**Problem to solve**.
Set down each entry again exactly as written.

**Source data**.
<<<<

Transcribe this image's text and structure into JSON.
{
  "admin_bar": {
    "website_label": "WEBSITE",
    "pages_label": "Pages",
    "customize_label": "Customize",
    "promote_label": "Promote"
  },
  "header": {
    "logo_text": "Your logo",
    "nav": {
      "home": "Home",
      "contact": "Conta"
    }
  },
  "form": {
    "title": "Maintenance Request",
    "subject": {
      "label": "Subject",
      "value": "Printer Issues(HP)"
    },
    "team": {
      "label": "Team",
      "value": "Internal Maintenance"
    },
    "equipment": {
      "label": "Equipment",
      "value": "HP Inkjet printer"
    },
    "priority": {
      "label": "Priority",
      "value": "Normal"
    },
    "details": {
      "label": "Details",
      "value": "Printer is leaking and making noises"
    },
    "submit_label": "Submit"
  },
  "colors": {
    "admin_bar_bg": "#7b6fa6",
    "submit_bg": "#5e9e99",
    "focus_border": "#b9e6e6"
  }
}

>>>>

**Response below**.
Transcribe this image's text and structure into JSON.
{
  "admin_bar": {
    "website_label": "WEBSITE",
    "pages_label": "Pages",
    "customize_label": "Customize",
    "promote_label": "Promote"
  },
  "header": {
    "logo_text": "Your logo",
    "nav": {
      "home": "Home",
      "contact": "Conta"
    }
  },
  "form": {
    "title": "Maintenance Request",
    "subject": {
      "label": "Subject",
      "value": "Printer Issues(HP)"
    },
    "team": {
      "label": "Team",
      "value": "Internal Maintenance"
    },
    "equipment": {
      "label": "Equipment",
      "value": "HP Inkjet printer"
    },
    "priority": {
      "label": "Priority",
      "value": "Normal"
    },
    "details": {
      "label": "Details",
      "value": "Printer is leaking and making noises"
    },
    "submit_label": "Submit"
  },
  "colors": {
    "admin_bar_bg": "#7b6fa6",
    "submit_bg": "#5e9e99",
    "focus_border": "#b9e6e6"
  }
}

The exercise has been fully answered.